Long endurance in the air, designed to destroy stationary and mobile ground targets, advanced sensors, no risk of endangering the pilot's life. This is how can be briefly described the multi-purpose unmanned aerial vehicle (UAV) MQ-9 Reaper, a representative of the growing phenomenon of combat drones.
Two decades ago, drones and UAVs were primarily used for intelligence gathering or reconnaissance operations. However, this changed with the arrival of the MQ-1 Predator in 2001, which, despite its imperfections, has also made its way into many movies and computer games. A major shift came six years later with the arrival of the MQ-9 Reaper, developed by General Atomics. The Reaper is bigger, heavier, faster, and above all, much better armed than its predecessor.

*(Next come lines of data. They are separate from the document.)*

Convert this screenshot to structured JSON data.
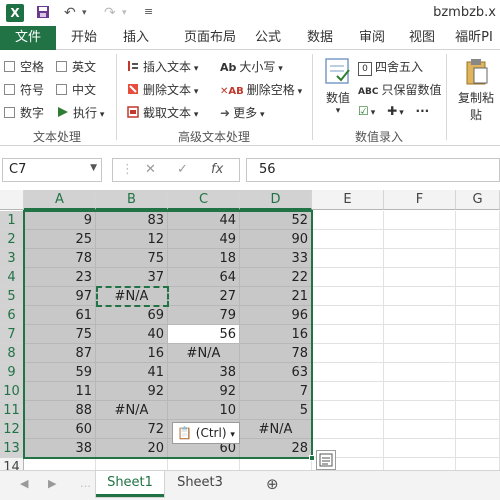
{
  "titlebar": {
    "doc_title": "bzmbzb.x"
  },
  "tabs": [
    "文件",
    "开始",
    "插入",
    "页面布局",
    "公式",
    "数据",
    "审阅",
    "视图",
    "福昕PI"
  ],
  "ribbon": {
    "checkboxes": [
      "空格",
      "英文",
      "符号",
      "中文",
      "数字"
    ],
    "exec_label": "执行",
    "group1_label": "文本处理",
    "insert_text": "插入文本",
    "delete_text": "删除文本",
    "extract_text": "截取文本",
    "upper_lower": "大小写",
    "delete_space": "删除空格",
    "more": "更多",
    "group2_label": "高级文本处理",
    "value_label": "数值",
    "round_label": "四舍五入",
    "keep_value_label": "只保留数值",
    "group3_label": "数值录入",
    "copy_paste_label": "复制粘",
    "paste_label": "贴"
  },
  "formula": {
    "cell_ref": "C7",
    "value": "56",
    "fx": "fx"
  },
  "columns": [
    "A",
    "B",
    "C",
    "D",
    "E",
    "F",
    "G"
  ],
  "rows": [
    "1",
    "2",
    "3",
    "4",
    "5",
    "6",
    "7",
    "8",
    "9",
    "10",
    "11",
    "12",
    "13",
    "14"
  ],
  "cells": [
    [
      "9",
      "83",
      "44",
      "52"
    ],
    [
      "25",
      "12",
      "49",
      "90"
    ],
    [
      "78",
      "75",
      "18",
      "33"
    ],
    [
      "23",
      "37",
      "64",
      "22"
    ],
    [
      "97",
      "#N/A",
      "27",
      "21"
    ],
    [
      "61",
      "69",
      "79",
      "96"
    ],
    [
      "75",
      "40",
      "56",
      "16"
    ],
    [
      "87",
      "16",
      "#N/A",
      "78"
    ],
    [
      "59",
      "41",
      "38",
      "63"
    ],
    [
      "11",
      "92",
      "92",
      "7"
    ],
    [
      "88",
      "#N/A",
      "10",
      "5"
    ],
    [
      "60",
      "72",
      "6",
      "#N/A"
    ],
    [
      "38",
      "20",
      "60",
      "28"
    ]
  ],
  "paste_options": "(Ctrl)",
  "sheets": [
    "Sheet1",
    "Sheet3"
  ],
  "colors": {
    "accent": "#217346",
    "selection_shade": "#c8c8c8"
  }
}
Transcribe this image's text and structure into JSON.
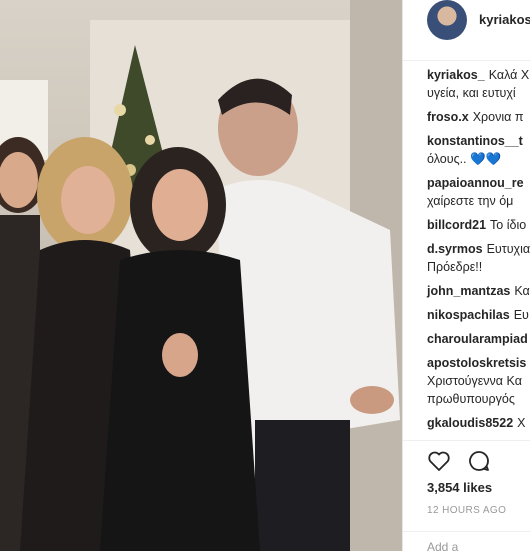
{
  "post": {
    "username": "kyriakos",
    "likes": "3,854 likes",
    "time": "12 HOURS AGO",
    "add_comment": "Add a"
  },
  "comments": [
    {
      "user": "kyriakos_",
      "text": "Καλά Χ",
      "line2": "υγεία, και ευτυχί"
    },
    {
      "user": "froso.x",
      "text": "Χρονια π",
      "line2": ""
    },
    {
      "user": "konstantinos__t",
      "text": "",
      "line2": "όλους.. 💙💙"
    },
    {
      "user": "papaioannou_re",
      "text": "",
      "line2": "χαίρεστε την όμ"
    },
    {
      "user": "billcord21",
      "text": "Το ίδιο",
      "line2": ""
    },
    {
      "user": "d.syrmos",
      "text": "Ευτυχια",
      "line2": "Πρόεδρε!!"
    },
    {
      "user": "john_mantzas",
      "text": "Κα",
      "line2": ""
    },
    {
      "user": "nikospachilas",
      "text": "Ευ",
      "line2": ""
    },
    {
      "user": "charoularampiad",
      "text": "",
      "line2": ""
    },
    {
      "user": "apostoloskretsis",
      "text": "",
      "line2": "Χριστούγεννα Κα"
    },
    {
      "user": "",
      "text": "",
      "line2": "πρωθυπουργός"
    },
    {
      "user": "gkaloudis8522",
      "text": "Χ",
      "line2": ""
    }
  ]
}
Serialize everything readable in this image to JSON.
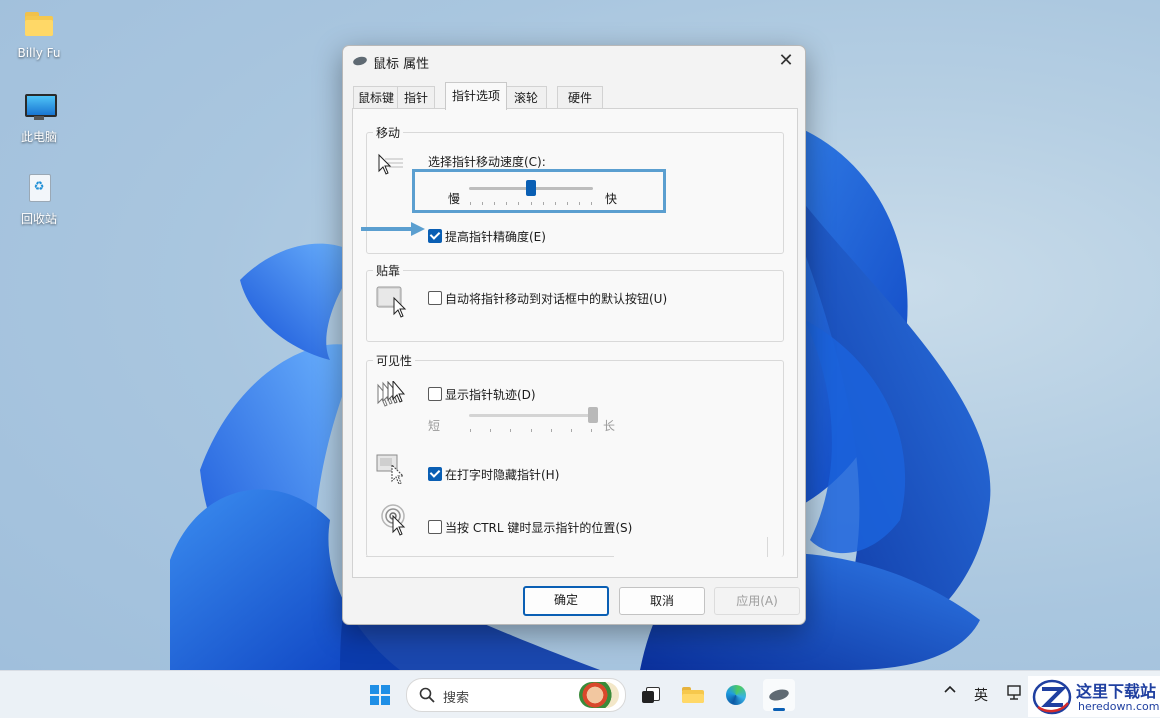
{
  "desktop": {
    "icons": [
      {
        "label": "Billy Fu",
        "icon": "folder-icon"
      },
      {
        "label": "此电脑",
        "icon": "monitor-icon"
      },
      {
        "label": "回收站",
        "icon": "recycle-bin-icon"
      }
    ]
  },
  "dialog": {
    "title": "鼠标 属性",
    "close_glyph": "✕",
    "tabs": [
      "鼠标键",
      "指针",
      "指针选项",
      "滚轮",
      "硬件"
    ],
    "active_tab": "指针选项",
    "motion": {
      "group_label": "移动",
      "speed_label": "选择指针移动速度(C):",
      "slow_label": "慢",
      "fast_label": "快",
      "speed_level": 0.5,
      "precision_label": "提高指针精确度(E)",
      "precision_checked": true
    },
    "snap": {
      "group_label": "贴靠",
      "snap_label": "自动将指针移动到对话框中的默认按钮(U)",
      "snap_checked": false
    },
    "visibility": {
      "group_label": "可见性",
      "trails_label": "显示指针轨迹(D)",
      "trails_checked": false,
      "short_label": "短",
      "long_label": "长",
      "trail_level": 1.0,
      "hide_label": "在打字时隐藏指针(H)",
      "hide_checked": true,
      "ctrl_label": "当按 CTRL 键时显示指针的位置(S)",
      "ctrl_checked": false
    },
    "buttons": {
      "ok": "确定",
      "cancel": "取消",
      "apply": "应用(A)"
    }
  },
  "taskbar": {
    "search_placeholder": "搜索",
    "ime_label": "英"
  },
  "watermark": {
    "title": "这里下载站",
    "url": "heredown.com"
  },
  "colors": {
    "accent": "#0a5fb4",
    "highlight": "#5b9fd0"
  }
}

It can be equipped with four AGM-114 Hellfire air-to-surface missiles, a pair of GBU-12 Paveway II laser-guided bombs, and air-to-air missile testing is also underway. One of the important parameters of drones is also endurance in the air - how long the aircraft can operate without having to land and refuel. A fully armed Reaper can hover over a battlefield for up to 14 hours, or up to 30 hours without armament. That's considerably longer than the working hours of a three-man crew operating the aircraft remotely. In addition to potentially engaging ground targets, the Reaper can perform reconnaissance tasks using its advanced sensors and radars, bringing significantly improved operational awareness. For these purposes, Reaper is used by NASA, for example, in monitoring forest fires or spaceports.
Primarily, the Reaper is used by the United States Air Force, which has approximately 350 aircraft. It can also be found in the MQ-9B Sky/Sea Guardian version in the French, British and Belgian air forces. Since its entry into service in 2007, the aircraft has also participated in several missions. For example, it has been deployed in Iraq and Syria in the fight against the so-called Islamic State, and Reaper aircraft are also involved in patrolling the Indian Ocean to protect shipping lanes from pirate attacks.
|Max takeoff weight
|up to 30 h